2013-02-28

ECMAScript 6’s parameter destructuring and forEach()

This blog post gives a brief introduction to destructuring in ECMAScript 6 and how the array method forEach() profits from it.

2013-02-24

Perl and Python influences in JavaScript

If you search the Mozilla Central code base for the texts "Perl" and "Python" (don’t ignore case) then the comments mention what methods have been borrowed from those languages. The paths mentioned below are relative to /js/src/.
[Inspiration: a blog post by Ziyun Fei.]

2013-02-20

Link-friendly content

Have you published a blog post or a GitHub project? This document gives tips for making your content appealing to link to. They are based on things I noticed while collecting material for the JavaScript Weekly email newsletter. The tips should also make your content more appealing to “normal” readers.

2013-02-16

asm.js: closing the gap between JavaScript and native

Update 2013-12-30:

asm.js defines a subset of JavaScript that can be compiled to fast executables. It has been created at Mozilla by David Herman, Luke Wagner and Alon Zakai. According to the specification, “[asm.js] effectively describes a safe virtual machine for memory-unsafe languages like C or C++.” This blog post describes how asm.js works, it is based on the specification.

2013-02-13

The Edge 2013 videos are online

Edge 2013 was a web development conference that took place on February 9, 2013, in London. Its approach was different from most conferences. Quoting the website:
Edge is a different kind of conference, for developers with experience to share, who want to see and bring improvements to the web platform. Our emphasis is on creating a good environment for productive debate and discussion, rather than presenting the experiences of a single speaker.

Each themed session is an hour long, and starts with a maximum 10 minute talk by an expert in that topic, outlining the current state of the platform in that area. [...] The remainder of the session will be given over to an open but structured discussion, with a professional moderator and a panel of seasoned developers who have in-depth knowledge of the subject. [...]

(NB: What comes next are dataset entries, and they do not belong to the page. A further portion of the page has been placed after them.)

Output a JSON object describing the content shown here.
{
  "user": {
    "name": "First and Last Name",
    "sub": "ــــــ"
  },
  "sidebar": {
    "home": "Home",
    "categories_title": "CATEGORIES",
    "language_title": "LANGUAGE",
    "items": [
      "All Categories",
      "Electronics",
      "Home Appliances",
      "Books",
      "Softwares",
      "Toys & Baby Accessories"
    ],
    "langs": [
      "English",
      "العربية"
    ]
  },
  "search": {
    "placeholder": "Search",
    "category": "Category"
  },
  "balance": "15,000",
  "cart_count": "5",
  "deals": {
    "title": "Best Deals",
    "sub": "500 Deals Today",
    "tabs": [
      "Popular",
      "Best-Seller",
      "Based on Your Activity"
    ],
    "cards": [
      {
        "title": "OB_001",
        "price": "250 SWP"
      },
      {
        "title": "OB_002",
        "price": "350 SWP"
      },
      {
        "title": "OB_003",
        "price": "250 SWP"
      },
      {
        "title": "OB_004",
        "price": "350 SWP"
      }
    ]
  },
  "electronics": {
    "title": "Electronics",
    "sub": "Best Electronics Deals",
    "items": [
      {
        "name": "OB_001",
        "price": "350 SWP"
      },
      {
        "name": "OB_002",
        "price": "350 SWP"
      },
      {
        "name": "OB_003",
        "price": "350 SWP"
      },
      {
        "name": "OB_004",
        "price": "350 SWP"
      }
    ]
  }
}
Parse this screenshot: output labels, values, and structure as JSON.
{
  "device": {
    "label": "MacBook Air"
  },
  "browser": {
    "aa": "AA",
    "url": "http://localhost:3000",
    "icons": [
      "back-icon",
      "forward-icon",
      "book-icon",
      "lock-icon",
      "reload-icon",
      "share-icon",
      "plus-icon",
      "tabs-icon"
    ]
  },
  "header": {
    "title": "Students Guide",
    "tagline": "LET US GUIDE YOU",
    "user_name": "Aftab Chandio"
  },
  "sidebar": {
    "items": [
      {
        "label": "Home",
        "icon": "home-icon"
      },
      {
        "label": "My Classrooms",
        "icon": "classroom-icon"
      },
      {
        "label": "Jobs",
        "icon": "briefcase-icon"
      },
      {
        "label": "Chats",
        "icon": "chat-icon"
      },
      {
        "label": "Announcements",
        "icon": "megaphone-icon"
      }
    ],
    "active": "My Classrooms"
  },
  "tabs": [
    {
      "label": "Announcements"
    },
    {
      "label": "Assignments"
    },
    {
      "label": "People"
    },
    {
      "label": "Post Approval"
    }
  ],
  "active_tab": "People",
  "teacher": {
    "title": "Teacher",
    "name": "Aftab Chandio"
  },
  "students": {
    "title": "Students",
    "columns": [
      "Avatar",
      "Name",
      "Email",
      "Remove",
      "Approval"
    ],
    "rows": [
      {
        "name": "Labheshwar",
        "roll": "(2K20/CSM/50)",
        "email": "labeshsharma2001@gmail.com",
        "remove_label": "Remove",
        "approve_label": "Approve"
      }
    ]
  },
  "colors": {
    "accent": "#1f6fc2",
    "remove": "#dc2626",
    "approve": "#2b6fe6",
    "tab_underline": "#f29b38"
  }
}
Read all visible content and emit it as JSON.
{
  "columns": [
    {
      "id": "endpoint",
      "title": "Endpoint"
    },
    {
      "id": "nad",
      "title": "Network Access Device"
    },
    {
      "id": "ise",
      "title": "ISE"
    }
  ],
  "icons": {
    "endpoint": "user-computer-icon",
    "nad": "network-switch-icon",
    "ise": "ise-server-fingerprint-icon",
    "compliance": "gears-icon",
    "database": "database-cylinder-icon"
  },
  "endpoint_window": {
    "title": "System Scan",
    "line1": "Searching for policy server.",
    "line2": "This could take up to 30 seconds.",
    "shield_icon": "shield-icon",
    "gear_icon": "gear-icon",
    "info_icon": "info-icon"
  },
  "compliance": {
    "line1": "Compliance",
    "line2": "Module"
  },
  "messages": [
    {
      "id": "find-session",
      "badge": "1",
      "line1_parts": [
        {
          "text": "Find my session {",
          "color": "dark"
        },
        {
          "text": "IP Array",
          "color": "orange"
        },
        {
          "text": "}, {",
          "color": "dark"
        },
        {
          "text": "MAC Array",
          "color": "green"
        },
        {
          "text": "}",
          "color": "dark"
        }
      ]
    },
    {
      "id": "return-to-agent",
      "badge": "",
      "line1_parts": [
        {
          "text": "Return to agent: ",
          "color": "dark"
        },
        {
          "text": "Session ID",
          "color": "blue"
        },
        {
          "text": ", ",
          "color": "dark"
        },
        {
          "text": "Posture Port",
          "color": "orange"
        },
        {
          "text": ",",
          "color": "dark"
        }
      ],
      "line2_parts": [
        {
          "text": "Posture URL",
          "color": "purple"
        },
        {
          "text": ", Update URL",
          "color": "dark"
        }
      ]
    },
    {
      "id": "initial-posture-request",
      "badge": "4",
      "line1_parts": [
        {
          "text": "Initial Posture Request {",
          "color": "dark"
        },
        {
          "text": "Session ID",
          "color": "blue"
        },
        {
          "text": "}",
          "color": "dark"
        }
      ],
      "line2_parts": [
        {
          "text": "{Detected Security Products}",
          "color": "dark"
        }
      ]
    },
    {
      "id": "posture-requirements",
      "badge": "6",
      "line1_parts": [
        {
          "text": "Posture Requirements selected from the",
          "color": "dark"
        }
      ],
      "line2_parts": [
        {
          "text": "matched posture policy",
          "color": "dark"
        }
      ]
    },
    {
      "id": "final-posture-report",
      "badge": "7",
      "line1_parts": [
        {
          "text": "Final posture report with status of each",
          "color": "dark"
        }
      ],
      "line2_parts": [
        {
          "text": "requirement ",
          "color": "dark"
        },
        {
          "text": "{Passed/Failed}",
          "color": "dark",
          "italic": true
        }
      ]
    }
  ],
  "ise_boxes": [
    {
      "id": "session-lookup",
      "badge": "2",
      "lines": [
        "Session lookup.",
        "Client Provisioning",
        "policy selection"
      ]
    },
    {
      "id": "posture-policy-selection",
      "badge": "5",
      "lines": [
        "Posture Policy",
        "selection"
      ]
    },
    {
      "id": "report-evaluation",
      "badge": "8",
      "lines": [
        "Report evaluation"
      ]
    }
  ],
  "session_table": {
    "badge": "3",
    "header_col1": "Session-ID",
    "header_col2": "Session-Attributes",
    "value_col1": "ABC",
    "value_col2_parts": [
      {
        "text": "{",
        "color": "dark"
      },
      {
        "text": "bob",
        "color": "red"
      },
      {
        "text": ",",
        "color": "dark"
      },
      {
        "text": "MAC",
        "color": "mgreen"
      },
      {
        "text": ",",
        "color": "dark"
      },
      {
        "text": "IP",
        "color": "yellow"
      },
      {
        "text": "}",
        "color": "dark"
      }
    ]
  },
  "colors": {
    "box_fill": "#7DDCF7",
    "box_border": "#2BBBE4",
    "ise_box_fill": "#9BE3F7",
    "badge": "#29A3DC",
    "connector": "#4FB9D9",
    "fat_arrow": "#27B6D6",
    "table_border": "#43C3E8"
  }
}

Session participants will include [...] a notetaker to record the discussion so we can share it on the web later.

Tweets with Internet Explorer usage statistics

People are posting Internet Explorer usage statistics on Twitter, tagged with #postyourIEstats (link works without being logged in). Summary:
  • IE6 is mostly dead, as it should be.
  • IE7 and IE8 still see considerable usage, but it’s on the decline.
  • IE9 is currently most popular. As of 2012-11-15, it is the oldest Internet Explorer still supported by Google.
  • IE10 usage is still low.

2013-02-12

JavaScript’s regular expressions: more fun with XRegExp

Reminder: As soon as your JavaScript regular expressions become more complicated, you should probably use Steven Levithan’s XRegExp library. The cool thing about XRegExp is that it internally compiles its extended regular expressions to normal regular expressions, meaning that they are fast. Let’s look at some of XRegExp’s highlights, quoted from the XRegExp website.

2013-02-10

Next from Apple: better information management?

At the moment, all desktop operating systems and all mobile operating systems are remarkably similar. Is there anything genuinely new that could be done in this space? Information management is an area that is still neglected – especially by Apple. But signs indicate that that might change.

2013-02-06

Learning JavaScript via other languages

Looking back on my life, three programming languages prepared me well for JavaScript (which has some challenging aspects):

2013-02-03

JavaScript: fixing categorization

Categorizing values in JavaScript is quirky. This blog post explains the quirks and one approach to fixing them. To understand everything, it helps to be familiar with how values are categorized in JavaScript. If you aren’t, consult [1].